Today, November 1st, is All Saint's Day.
Benjamin Milgrove (1731-1810) was born and died in Bath.
Little is known of Milgrove’s life, except that he was precentor and organist of the Countess of Huntingdon’s Chapel at Bath, and the keeper of a fancy goods shop.
Wesley Milgate reports that Milford was a ‘proprietor’ or investor in John Wesley*’s New King Street Chapel in Bath to the tune of £100, a considerable sum at that time (Songs of the People of God, 1992, p. 293). He ceased to be a proprietor in 1787, perhaps because of the increasing distance between the Countess of Huntingdon and the Wesleyan Methodists. Milgrove was a considerable figure in fashionable Bath music-making.
The tune used is named "Mount Epharim," and it's attractive melody and harmony would probably not be too welcome today, as the tune is wide-ranging, and the word underlay, which isn't even given in English hymnals, is difficult to "figure our"! :-)
The text is by Richard Mant, D.D. He was educated at Winchester and Trinity College, Oxford (B.A. 1797, M.A., 1799). At Oxford he won the Chancellor's prize for an English essay: was a Fellow of Oriel, and for some time College Tutor. On taking Holy Orders he was successively curate to his father, then of one or two other places.
The text of the First Verse is as follows:
For all Thy saints, O Lord,
Who strove in Thee to live,
Who followed Thee, obeyed, adored,
Our grateful hymn receive.
Today the Church teaches us that all of us are saints, but the "traditional" All Saint's Day is really set aside to honor the more "well-known" saints. All Souls Day, which is tomorrow, is to honor all the Faithful Departed.

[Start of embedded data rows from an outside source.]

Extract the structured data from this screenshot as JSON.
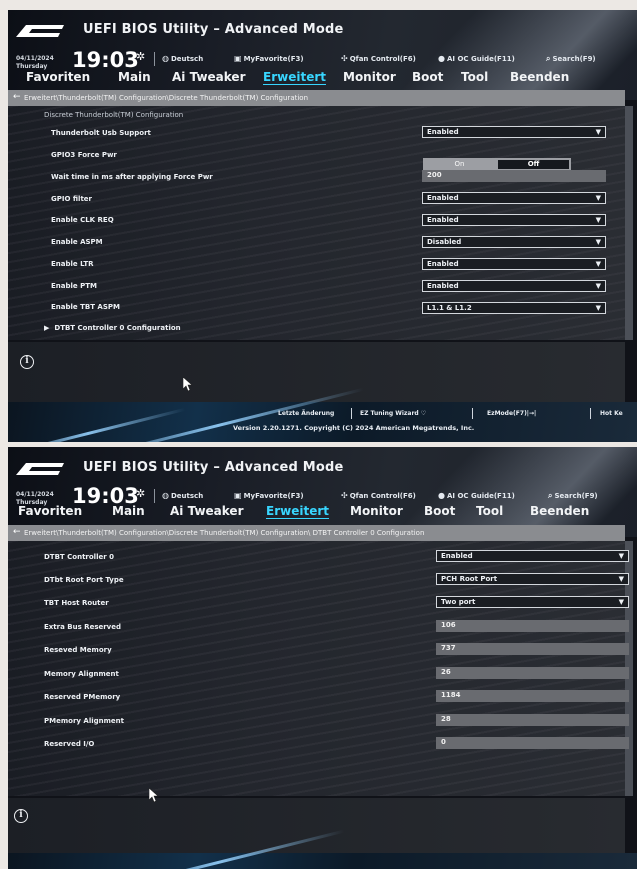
{
  "colors": {
    "accent": "#38d6ff",
    "header_bg": "#1a1e27",
    "crumb_bg": "#8a8c90",
    "field_bg": "#696b70"
  },
  "header": {
    "logo_text": "ASUS",
    "title": "UEFI BIOS Utility – Advanced Mode",
    "date": "04/11/2024",
    "day": "Thursday",
    "time": "19:03",
    "tools": {
      "language": "Deutsch",
      "favorites": "MyFavorite(F3)",
      "qfan": "Qfan Control(F6)",
      "aioc": "AI OC Guide(F11)",
      "search": "Search(F9)"
    }
  },
  "tabs": [
    "Favoriten",
    "Main",
    "Ai Tweaker",
    "Erweitert",
    "Monitor",
    "Boot",
    "Tool",
    "Beenden"
  ],
  "active_tab": "Erweitert",
  "screen1": {
    "breadcrumb": "Erweitert\\Thunderbolt(TM) Configuration\\Discrete Thunderbolt(TM) Configuration",
    "section_title": "Discrete Thunderbolt(TM) Configuration",
    "rows": [
      {
        "label": "Thunderbolt Usb Support",
        "value": "Enabled"
      },
      {
        "label": "GPIO3 Force Pwr",
        "on": "On",
        "off": "Off"
      },
      {
        "label": "Wait time in ms after applying Force Pwr",
        "value": "200"
      },
      {
        "label": "GPIO filter",
        "value": "Enabled"
      },
      {
        "label": "Enable CLK REQ",
        "value": "Enabled"
      },
      {
        "label": "Enable ASPM",
        "value": "Disabled"
      },
      {
        "label": "Enable LTR",
        "value": "Enabled"
      },
      {
        "label": "Enable PTM",
        "value": "Enabled"
      },
      {
        "label": "Enable TBT ASPM",
        "value": "L1.1 & L1.2"
      }
    ],
    "submenu": "DTBT Controller 0 Configuration"
  },
  "screen2": {
    "breadcrumb": "Erweitert\\Thunderbolt(TM) Configuration\\Discrete Thunderbolt(TM) Configuration\\ DTBT Controller 0 Configuration",
    "rows": [
      {
        "label": "DTBT Controller 0",
        "value": "Enabled"
      },
      {
        "label": "DTbt Root Port Type",
        "value": "PCH Root Port"
      },
      {
        "label": "TBT Host Router",
        "value": "Two port"
      },
      {
        "label": "Extra Bus Reserved",
        "value": "106"
      },
      {
        "label": "Reseved Memory",
        "value": "737"
      },
      {
        "label": "Memory Alignment",
        "value": "26"
      },
      {
        "label": "Reserved PMemory",
        "value": "1184"
      },
      {
        "label": "PMemory Alignment",
        "value": "28"
      },
      {
        "label": "Reserved I/O",
        "value": "0"
      }
    ]
  },
  "footer": {
    "last_change": "Letzte Änderung",
    "ez_tuning": "EZ Tuning Wizard",
    "ez_mode": "EzMode(F7)|→|",
    "hotkeys": "Hot Ke",
    "version": "Version 2.20.1271. Copyright (C) 2024 American Megatrends, Inc."
  }
}
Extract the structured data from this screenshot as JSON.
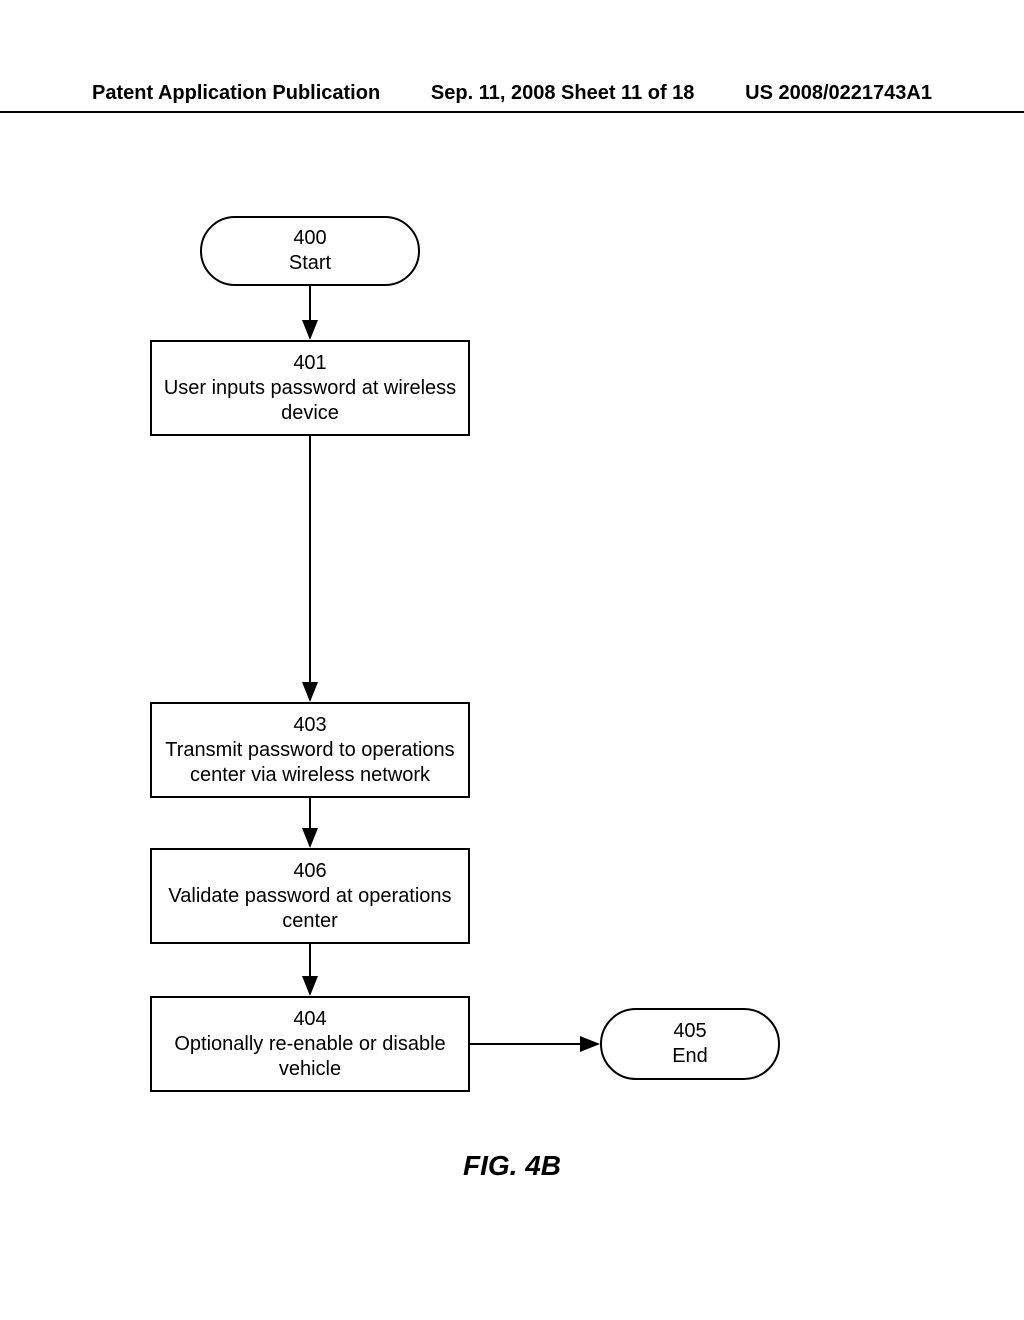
{
  "header": {
    "left": "Patent Application Publication",
    "center": "Sep. 11, 2008  Sheet 11 of 18",
    "right": "US 2008/0221743A1"
  },
  "nodes": {
    "start": {
      "num": "400",
      "label": "Start"
    },
    "step401": {
      "num": "401",
      "label": "User inputs password at wireless device"
    },
    "step403": {
      "num": "403",
      "label": "Transmit password to operations center via wireless network"
    },
    "step406": {
      "num": "406",
      "label": "Validate password at operations center"
    },
    "step404": {
      "num": "404",
      "label": "Optionally re-enable or disable vehicle"
    },
    "end": {
      "num": "405",
      "label": "End"
    }
  },
  "figure_label": "FIG. 4B"
}
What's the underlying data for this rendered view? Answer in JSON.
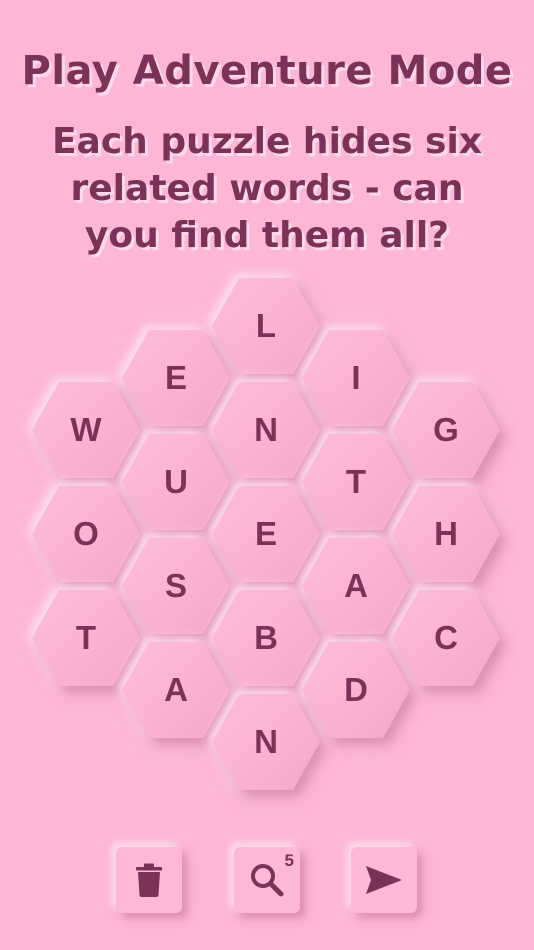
{
  "header": {
    "title": "Play Adventure Mode",
    "subtitle": "Each puzzle hides six related words - can you find them all?"
  },
  "board": {
    "tiles": [
      {
        "letter": "L"
      },
      {
        "letter": "E"
      },
      {
        "letter": "I"
      },
      {
        "letter": "W"
      },
      {
        "letter": "N"
      },
      {
        "letter": "G"
      },
      {
        "letter": "U"
      },
      {
        "letter": "T"
      },
      {
        "letter": "O"
      },
      {
        "letter": "E"
      },
      {
        "letter": "H"
      },
      {
        "letter": "S"
      },
      {
        "letter": "A"
      },
      {
        "letter": "T"
      },
      {
        "letter": "B"
      },
      {
        "letter": "C"
      },
      {
        "letter": "A"
      },
      {
        "letter": "D"
      },
      {
        "letter": "N"
      }
    ]
  },
  "toolbar": {
    "delete_icon": "trash-icon",
    "hint_icon": "magnifier-icon",
    "hint_count": "5",
    "submit_icon": "send-arrow-icon"
  },
  "colors": {
    "background": "#fdb6d6",
    "accent": "#7b3258",
    "text_shadow": "#ffd8ea"
  }
}
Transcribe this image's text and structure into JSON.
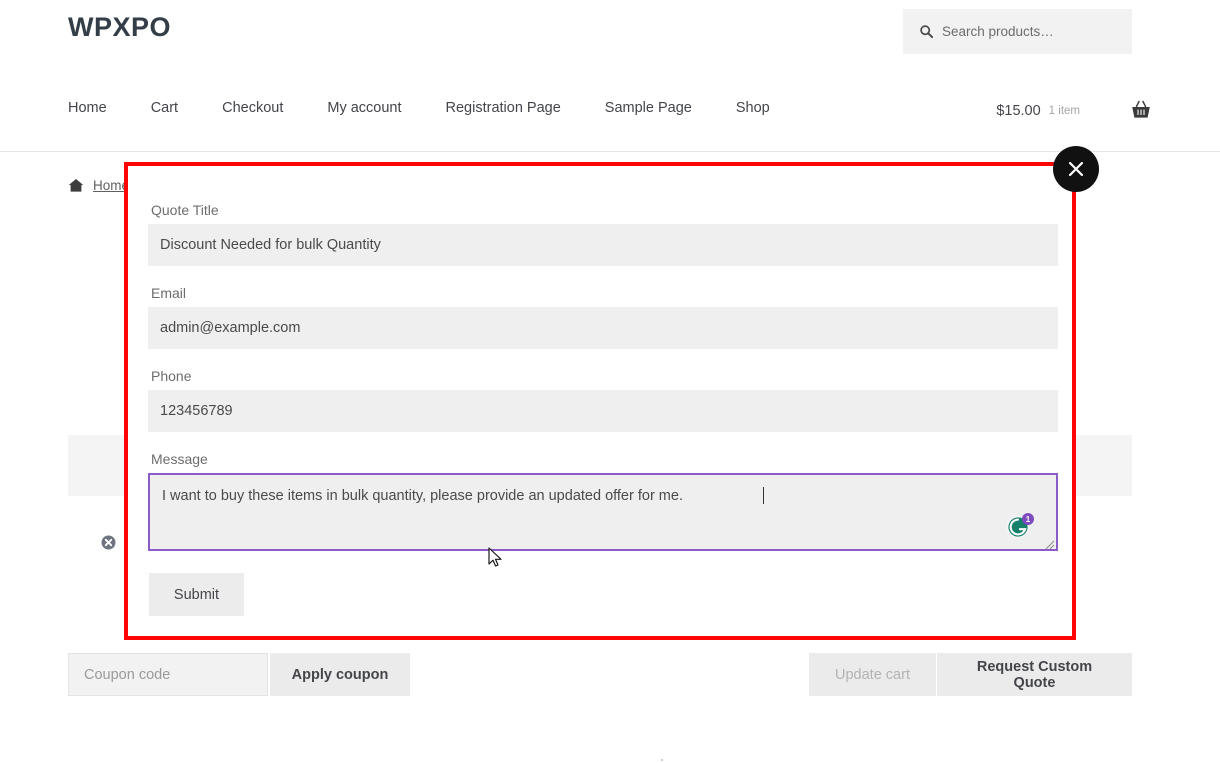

The score is attached below, as well as a portrait of Richard Mant, author of the text, and several photos of the Countess of Huntingdon’s Chapel at Bath, where Milgrove served as organist.